    Grand Central Dispatch
    Light Peak

  21. It seems that Psystar screwed up their “first sale doctrine” defense by modifying Apple’s copyright-protected software before reselling it.

  22. A slightly less fundamental principle than the first sale doctrine, assuming your principle is even one. Which I doubt.

  23. Huh .. Hope? Psystar stole this technology from the OSX86 community and they were selling it. With or without them, the osx86 will still be the same and hackintoshes will still prevail. They did not invent Hackintoshes. IMO, It is good that they are out.

  24. And so ends any hope of having Mac OS X on PCs.

    Good news is that Windows 7 stole some ideas from Mac, and it’s actually a decent OS.

  25. I fear someday Wal-Mart will patent a method of feeding oxygen to the body by means of using lungs to breath in and out.

    I know that we feel we need all these copyright and patent laws, but seriously I think it will are far to free in giving them out to companies.

    Read “Against Intellectual Property” by Boldrin and Levine.

  26. Very well put. But does that not disturb you that an item (as that’s what it really is digital, analogue or whatever) you purchased, so therefore you own, is not really yours to own. It is almost like renting for as long as you live. But should you die or decide you want to pass it on, your forbidden.

  27. I saw this coming and I see no problem with it.

    Besides, I doubt apple wants to let people make their own computers. That would mean they would have to support them and supporting every combination of hardware is a lot of work.

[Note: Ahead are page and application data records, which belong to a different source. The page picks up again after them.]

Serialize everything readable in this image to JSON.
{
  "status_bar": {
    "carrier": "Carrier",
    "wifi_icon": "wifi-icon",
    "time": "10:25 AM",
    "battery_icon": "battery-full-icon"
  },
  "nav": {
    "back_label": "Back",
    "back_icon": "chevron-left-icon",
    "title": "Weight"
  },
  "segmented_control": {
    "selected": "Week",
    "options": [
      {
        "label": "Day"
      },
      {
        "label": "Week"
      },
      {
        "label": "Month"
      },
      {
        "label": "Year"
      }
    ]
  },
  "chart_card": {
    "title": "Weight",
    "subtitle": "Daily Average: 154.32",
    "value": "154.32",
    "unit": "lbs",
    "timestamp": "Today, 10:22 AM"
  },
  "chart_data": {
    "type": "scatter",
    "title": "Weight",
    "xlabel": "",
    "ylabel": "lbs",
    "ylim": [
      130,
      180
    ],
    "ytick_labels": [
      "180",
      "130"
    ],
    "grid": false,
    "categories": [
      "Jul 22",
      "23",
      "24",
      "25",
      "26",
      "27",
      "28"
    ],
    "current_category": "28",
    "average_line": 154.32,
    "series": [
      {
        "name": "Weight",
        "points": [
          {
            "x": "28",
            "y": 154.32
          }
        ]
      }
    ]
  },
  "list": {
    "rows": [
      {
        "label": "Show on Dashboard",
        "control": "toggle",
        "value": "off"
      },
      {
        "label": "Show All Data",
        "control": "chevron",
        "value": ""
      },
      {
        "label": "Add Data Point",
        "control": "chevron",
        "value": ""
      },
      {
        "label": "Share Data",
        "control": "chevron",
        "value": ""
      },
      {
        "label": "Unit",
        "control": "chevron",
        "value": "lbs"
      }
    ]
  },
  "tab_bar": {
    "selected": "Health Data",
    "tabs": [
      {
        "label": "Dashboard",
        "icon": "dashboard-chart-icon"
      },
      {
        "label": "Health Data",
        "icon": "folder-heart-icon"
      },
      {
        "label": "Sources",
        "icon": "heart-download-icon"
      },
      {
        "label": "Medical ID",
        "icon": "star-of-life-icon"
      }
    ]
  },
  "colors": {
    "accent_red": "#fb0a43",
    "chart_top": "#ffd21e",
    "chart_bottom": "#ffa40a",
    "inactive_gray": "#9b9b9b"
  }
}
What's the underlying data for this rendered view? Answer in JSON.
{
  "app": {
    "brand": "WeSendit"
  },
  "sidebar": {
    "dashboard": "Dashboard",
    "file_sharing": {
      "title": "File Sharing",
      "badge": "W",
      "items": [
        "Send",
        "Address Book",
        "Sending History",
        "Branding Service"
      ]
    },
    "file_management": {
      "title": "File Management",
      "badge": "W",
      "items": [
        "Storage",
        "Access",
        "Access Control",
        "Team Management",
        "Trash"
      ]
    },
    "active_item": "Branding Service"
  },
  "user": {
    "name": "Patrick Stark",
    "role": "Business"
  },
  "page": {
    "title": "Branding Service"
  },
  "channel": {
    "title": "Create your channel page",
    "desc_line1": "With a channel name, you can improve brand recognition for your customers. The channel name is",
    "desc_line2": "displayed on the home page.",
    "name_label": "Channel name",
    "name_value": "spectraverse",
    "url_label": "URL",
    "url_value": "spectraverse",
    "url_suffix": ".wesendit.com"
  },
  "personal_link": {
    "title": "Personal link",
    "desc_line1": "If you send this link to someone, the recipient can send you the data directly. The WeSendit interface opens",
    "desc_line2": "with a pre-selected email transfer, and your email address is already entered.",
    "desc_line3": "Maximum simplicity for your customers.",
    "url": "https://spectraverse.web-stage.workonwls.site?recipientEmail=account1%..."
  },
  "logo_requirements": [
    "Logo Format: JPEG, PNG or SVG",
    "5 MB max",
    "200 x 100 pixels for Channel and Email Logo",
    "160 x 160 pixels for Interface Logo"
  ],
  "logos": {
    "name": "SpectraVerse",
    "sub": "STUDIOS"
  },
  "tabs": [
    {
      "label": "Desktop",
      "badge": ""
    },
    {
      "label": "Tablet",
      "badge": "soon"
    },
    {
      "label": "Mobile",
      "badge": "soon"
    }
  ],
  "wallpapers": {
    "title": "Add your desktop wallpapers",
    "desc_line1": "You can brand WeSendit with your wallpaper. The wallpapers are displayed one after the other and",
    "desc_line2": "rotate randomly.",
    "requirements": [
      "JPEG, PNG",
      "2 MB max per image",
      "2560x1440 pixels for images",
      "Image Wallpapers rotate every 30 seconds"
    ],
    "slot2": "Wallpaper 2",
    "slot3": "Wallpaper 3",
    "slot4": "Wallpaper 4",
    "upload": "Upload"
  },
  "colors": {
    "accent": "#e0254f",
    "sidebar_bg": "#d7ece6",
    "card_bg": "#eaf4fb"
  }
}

  28. The biggest problem is that people buying this can be confused and ending calling apple for support if something goes wrong, which I think is very valid reason to apple not wanting custom hardware running its OS.

  29. You would think for an OS’s creator, people not building computers for it would be a major loss…

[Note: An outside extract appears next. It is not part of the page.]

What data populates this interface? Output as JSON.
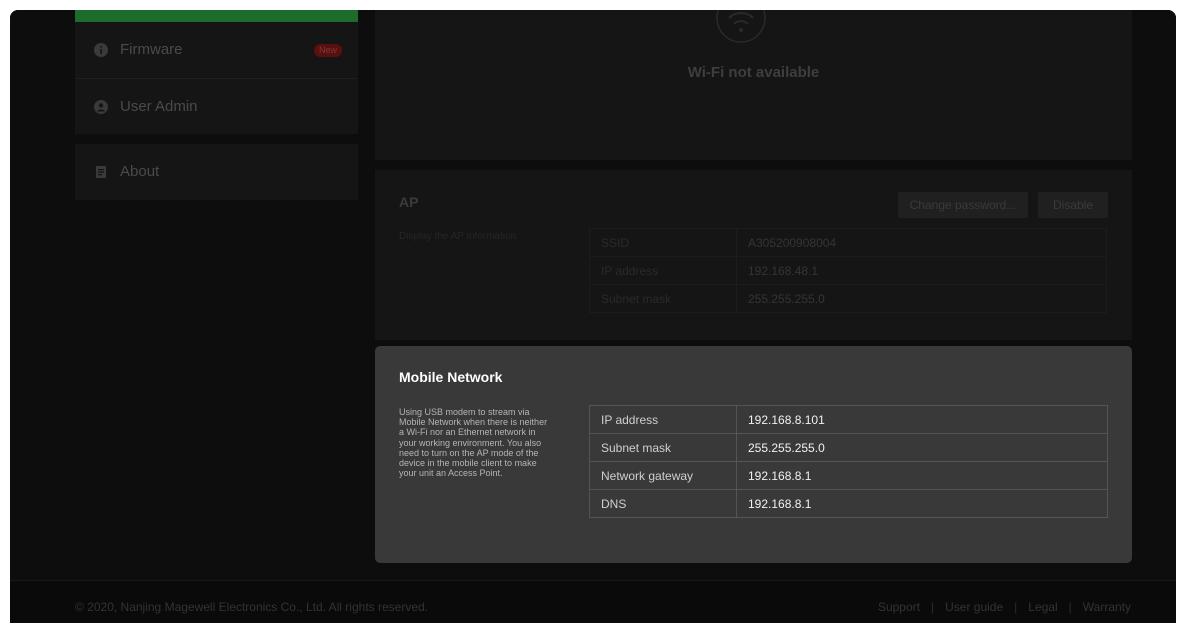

    What kind of world do we live in where:
    Apple is inside the box, closed minded
    Micrsoft is outside the box, open minded

    …oh yea, the same world we’ve always lived in, made up of marketing lies rather than the truth of information.

  30. So when you buy an MP3 you should have the right to play it in your club for your audience? There is a fundamental difference between software and toasters and so you simply don’t have the right to do whatever you please with it. The reason most people don’t care about the rights of authors of original works is because most people don’t own any rights to original intellectual works. Apple has the right to do whatever it pleases with it’s software. We don’t.

  31. When you buy a toaster, you have the right to do what ever you want with it, such as heating any brand of bread, or selling it on to whoever you want.

    When Psystar buys a copy of OS X, can they not install it on any PC they want? Or resell it in any condition to buyers? When they sold a copy to a new owner, they lost the right to tell the new owner how to use it.

  32. The judge has simply re-affirmed a fundamental legal principle: that the creator of a work of art has the right to control it’s use. What’s interesting is the apparent cross-over between the world of art and the world of industrial commerce.